The hire comes just days after FAU fired Willie Taggart, who went 15-18 in his three seasons with the Owls. Details of the contract with Herman were not immediately available.

“We are incredibly excited to welcome Tom Herman to Paradise,” FAU Director of Athletics Brian White said Thursday. “Throughout the process and the more we talked with Coach Herman, the more it became apparent to me that he was the right person to lead our football program. Beyond his knowledge of the game, which is obvious by his success over the years, he also truly cares about the young people in his program.”

FAU’s final season in Conference USA ended with a 5-7 record and an overtime loss to Western Kentucky. The Owls will be in the American next season.

Herman returns to college football after spending the 2021 season with the Chicago Bears as an offensive analyst.

Herman was 22-4 at Houston, a mark that helped him land the head coaching job at Texas where he went 32-18 with four straight bowl trips in 2017-2020. He also was an offensive coordinator and quarterbacks coach at Ohio State during the Buckeyes’ 2014 national championship season, as well as stops at Iowa State, Rice and Texas State.

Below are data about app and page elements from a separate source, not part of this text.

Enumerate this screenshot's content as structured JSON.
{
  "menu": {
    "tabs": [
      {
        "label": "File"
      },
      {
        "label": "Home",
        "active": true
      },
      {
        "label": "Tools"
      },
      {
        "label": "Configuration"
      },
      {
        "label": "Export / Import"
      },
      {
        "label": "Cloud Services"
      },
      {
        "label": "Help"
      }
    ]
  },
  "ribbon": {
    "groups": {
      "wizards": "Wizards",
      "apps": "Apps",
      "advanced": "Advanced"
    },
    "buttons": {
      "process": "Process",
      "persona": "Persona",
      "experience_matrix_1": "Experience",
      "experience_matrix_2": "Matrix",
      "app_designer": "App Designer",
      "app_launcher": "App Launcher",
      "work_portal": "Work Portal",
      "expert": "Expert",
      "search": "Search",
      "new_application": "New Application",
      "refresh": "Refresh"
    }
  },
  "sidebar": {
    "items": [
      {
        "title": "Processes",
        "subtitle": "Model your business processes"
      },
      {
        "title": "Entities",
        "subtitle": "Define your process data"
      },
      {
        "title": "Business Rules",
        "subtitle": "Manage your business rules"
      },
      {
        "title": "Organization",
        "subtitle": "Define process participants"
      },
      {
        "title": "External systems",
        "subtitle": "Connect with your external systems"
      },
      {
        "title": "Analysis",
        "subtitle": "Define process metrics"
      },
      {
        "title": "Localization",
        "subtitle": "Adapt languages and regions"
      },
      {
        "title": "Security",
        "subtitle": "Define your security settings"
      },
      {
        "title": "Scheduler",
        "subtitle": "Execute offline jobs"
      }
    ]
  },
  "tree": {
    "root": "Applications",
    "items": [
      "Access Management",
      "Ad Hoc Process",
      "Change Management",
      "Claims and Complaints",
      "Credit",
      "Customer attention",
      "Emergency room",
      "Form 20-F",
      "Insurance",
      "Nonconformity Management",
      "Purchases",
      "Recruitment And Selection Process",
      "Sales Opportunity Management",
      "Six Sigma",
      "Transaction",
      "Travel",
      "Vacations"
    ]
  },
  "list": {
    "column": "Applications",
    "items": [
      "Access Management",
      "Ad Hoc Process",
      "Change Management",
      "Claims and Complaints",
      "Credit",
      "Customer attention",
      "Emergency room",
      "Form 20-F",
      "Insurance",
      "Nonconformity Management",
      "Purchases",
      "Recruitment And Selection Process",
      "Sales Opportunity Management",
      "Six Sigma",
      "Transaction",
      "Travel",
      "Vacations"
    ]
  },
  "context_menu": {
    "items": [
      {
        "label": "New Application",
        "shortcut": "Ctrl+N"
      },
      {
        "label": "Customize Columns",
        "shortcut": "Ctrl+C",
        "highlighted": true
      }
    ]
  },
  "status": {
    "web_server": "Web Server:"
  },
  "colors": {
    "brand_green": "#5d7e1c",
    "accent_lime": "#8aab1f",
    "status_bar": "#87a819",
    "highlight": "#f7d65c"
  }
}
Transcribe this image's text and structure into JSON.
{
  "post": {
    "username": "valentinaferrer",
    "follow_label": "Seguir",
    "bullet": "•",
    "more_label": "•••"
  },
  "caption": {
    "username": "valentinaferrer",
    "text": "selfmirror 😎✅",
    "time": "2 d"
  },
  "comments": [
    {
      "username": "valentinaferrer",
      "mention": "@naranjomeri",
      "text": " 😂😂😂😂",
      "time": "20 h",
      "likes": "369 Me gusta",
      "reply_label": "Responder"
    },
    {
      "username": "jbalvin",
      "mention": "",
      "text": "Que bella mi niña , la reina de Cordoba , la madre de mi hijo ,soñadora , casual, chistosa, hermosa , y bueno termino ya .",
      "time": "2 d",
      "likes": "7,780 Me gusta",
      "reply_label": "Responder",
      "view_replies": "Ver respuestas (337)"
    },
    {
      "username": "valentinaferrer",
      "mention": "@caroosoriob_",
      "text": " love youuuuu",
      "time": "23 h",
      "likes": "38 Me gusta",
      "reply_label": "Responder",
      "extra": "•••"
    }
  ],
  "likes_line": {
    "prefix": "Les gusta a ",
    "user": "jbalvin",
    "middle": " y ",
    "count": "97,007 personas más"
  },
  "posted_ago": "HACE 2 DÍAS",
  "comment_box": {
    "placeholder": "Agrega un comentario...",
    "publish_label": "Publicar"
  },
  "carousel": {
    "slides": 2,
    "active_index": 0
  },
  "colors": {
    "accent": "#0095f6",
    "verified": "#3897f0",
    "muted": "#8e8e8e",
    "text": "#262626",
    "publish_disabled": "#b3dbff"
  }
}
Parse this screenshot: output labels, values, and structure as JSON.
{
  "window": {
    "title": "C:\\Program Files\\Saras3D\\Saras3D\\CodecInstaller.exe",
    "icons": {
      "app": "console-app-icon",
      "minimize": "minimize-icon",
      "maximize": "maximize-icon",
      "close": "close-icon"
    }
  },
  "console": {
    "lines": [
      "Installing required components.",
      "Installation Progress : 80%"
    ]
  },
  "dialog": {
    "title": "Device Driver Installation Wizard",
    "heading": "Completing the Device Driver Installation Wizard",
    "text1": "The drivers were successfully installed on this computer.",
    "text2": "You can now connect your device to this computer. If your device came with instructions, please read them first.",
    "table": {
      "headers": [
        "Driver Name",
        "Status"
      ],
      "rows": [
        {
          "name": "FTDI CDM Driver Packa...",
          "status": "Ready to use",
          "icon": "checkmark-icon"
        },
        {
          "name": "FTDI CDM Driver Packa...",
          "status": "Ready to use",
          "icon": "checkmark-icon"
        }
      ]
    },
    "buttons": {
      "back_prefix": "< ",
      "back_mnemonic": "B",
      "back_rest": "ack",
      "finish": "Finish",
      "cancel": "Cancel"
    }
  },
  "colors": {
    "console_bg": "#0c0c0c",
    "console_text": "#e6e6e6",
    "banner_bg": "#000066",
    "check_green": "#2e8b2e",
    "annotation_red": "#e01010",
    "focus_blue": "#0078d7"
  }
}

“All the pieces are in place at FAU for us to be successful,” Herman said. “There are already great young men on this team, great facilities, a great location, a great recruiting base and great leadership, all of which are important to building a successful program.”